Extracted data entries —
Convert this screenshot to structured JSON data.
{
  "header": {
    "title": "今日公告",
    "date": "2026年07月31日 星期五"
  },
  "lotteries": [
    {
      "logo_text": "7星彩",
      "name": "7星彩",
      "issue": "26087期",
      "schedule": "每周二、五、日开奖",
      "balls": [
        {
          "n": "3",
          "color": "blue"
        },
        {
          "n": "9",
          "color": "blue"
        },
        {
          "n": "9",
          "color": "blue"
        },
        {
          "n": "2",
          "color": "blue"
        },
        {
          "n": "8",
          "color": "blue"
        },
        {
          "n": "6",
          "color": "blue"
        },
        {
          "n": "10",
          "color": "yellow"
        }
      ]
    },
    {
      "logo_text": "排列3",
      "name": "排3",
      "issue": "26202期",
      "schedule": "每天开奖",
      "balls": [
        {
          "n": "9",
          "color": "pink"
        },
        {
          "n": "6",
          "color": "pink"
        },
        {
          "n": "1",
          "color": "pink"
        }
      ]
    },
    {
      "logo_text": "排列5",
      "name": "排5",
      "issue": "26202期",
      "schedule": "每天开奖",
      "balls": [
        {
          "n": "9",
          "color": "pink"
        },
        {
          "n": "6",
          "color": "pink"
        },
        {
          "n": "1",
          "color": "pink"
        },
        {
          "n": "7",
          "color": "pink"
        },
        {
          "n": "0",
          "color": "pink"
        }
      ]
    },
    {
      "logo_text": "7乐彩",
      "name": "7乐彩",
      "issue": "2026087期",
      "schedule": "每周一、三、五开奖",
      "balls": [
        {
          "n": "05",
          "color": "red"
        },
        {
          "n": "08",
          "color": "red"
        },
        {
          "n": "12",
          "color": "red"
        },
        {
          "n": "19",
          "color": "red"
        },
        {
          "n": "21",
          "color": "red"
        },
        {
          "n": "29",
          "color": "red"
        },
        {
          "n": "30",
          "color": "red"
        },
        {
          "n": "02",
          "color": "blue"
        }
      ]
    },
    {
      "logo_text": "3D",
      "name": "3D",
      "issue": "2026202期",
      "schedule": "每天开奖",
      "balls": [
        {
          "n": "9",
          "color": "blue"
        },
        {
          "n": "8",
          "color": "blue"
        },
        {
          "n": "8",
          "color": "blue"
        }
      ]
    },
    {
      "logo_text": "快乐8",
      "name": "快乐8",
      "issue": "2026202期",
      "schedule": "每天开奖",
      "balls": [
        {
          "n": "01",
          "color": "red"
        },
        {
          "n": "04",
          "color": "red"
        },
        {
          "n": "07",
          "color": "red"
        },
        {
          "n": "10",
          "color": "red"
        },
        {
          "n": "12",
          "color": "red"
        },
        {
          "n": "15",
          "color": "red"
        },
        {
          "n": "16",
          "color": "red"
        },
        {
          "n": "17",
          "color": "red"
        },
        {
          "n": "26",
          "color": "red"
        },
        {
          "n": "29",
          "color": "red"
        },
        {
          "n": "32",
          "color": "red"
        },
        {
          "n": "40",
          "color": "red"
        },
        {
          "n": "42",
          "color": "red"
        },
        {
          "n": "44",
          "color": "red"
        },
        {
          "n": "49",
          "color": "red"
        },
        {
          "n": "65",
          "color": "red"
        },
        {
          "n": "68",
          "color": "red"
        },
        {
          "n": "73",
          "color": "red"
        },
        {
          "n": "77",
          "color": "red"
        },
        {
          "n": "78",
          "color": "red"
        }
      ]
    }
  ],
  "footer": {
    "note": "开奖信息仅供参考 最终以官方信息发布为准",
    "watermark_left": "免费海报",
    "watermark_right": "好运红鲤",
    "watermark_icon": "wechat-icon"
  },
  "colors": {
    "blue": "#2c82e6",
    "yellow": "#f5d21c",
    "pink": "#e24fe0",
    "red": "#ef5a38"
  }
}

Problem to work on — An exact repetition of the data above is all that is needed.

Problem solution —
Convert this screenshot to structured JSON data.
{
  "header": {
    "title": "今日公告",
    "date": "2026年07月31日 星期五"
  },
  "lotteries": [
    {
      "logo_text": "7星彩",
      "name": "7星彩",
      "issue": "26087期",
      "schedule": "每周二、五、日开奖",
      "balls": [
        {
          "n": "3",
          "color": "blue"
        },
        {
          "n": "9",
          "color": "blue"
        },
        {
          "n": "9",
          "color": "blue"
        },
        {
          "n": "2",
          "color": "blue"
        },
        {
          "n": "8",
          "color": "blue"
        },
        {
          "n": "6",
          "color": "blue"
        },
        {
          "n": "10",
          "color": "yellow"
        }
      ]
    },
    {
      "logo_text": "排列3",
      "name": "排3",
      "issue": "26202期",
      "schedule": "每天开奖",
      "balls": [
        {
          "n": "9",
          "color": "pink"
        },
        {
          "n": "6",
          "color": "pink"
        },
        {
          "n": "1",
          "color": "pink"
        }
      ]
    },
    {
      "logo_text": "排列5",
      "name": "排5",
      "issue": "26202期",
      "schedule": "每天开奖",
      "balls": [
        {
          "n": "9",
          "color": "pink"
        },
        {
          "n": "6",
          "color": "pink"
        },
        {
          "n": "1",
          "color": "pink"
        },
        {
          "n": "7",
          "color": "pink"
        },
        {
          "n": "0",
          "color": "pink"
        }
      ]
    },
    {
      "logo_text": "7乐彩",
      "name": "7乐彩",
      "issue": "2026087期",
      "schedule": "每周一、三、五开奖",
      "balls": [
        {
          "n": "05",
          "color": "red"
        },
        {
          "n": "08",
          "color": "red"
        },
        {
          "n": "12",
          "color": "red"
        },
        {
          "n": "19",
          "color": "red"
        },
        {
          "n": "21",
          "color": "red"
        },
        {
          "n": "29",
          "color": "red"
        },
        {
          "n": "30",
          "color": "red"
        },
        {
          "n": "02",
          "color": "blue"
        }
      ]
    },
    {
      "logo_text": "3D",
      "name": "3D",
      "issue": "2026202期",
      "schedule": "每天开奖",
      "balls": [
        {
          "n": "9",
          "color": "blue"
        },
        {
          "n": "8",
          "color": "blue"
        },
        {
          "n": "8",
          "color": "blue"
        }
      ]
    },
    {
      "logo_text": "快乐8",
      "name": "快乐8",
      "issue": "2026202期",
      "schedule": "每天开奖",
      "balls": [
        {
          "n": "01",
          "color": "red"
        },
        {
          "n": "04",
          "color": "red"
        },
        {
          "n": "07",
          "color": "red"
        },
        {
          "n": "10",
          "color": "red"
        },
        {
          "n": "12",
          "color": "red"
        },
        {
          "n": "15",
          "color": "red"
        },
        {
          "n": "16",
          "color": "red"
        },
        {
          "n": "17",
          "color": "red"
        },
        {
          "n": "26",
          "color": "red"
        },
        {
          "n": "29",
          "color": "red"
        },
        {
          "n": "32",
          "color": "red"
        },
        {
          "n": "40",
          "color": "red"
        },
        {
          "n": "42",
          "color": "red"
        },
        {
          "n": "44",
          "color": "red"
        },
        {
          "n": "49",
          "color": "red"
        },
        {
          "n": "65",
          "color": "red"
        },
        {
          "n": "68",
          "color": "red"
        },
        {
          "n": "73",
          "color": "red"
        },
        {
          "n": "77",
          "color": "red"
        },
        {
          "n": "78",
          "color": "red"
        }
      ]
    }
  ],
  "footer": {
    "note": "开奖信息仅供参考 最终以官方信息发布为准",
    "watermark_left": "免费海报",
    "watermark_right": "好运红鲤",
    "watermark_icon": "wechat-icon"
  },
  "colors": {
    "blue": "#2c82e6",
    "yellow": "#f5d21c",
    "pink": "#e24fe0",
    "red": "#ef5a38"
  }
}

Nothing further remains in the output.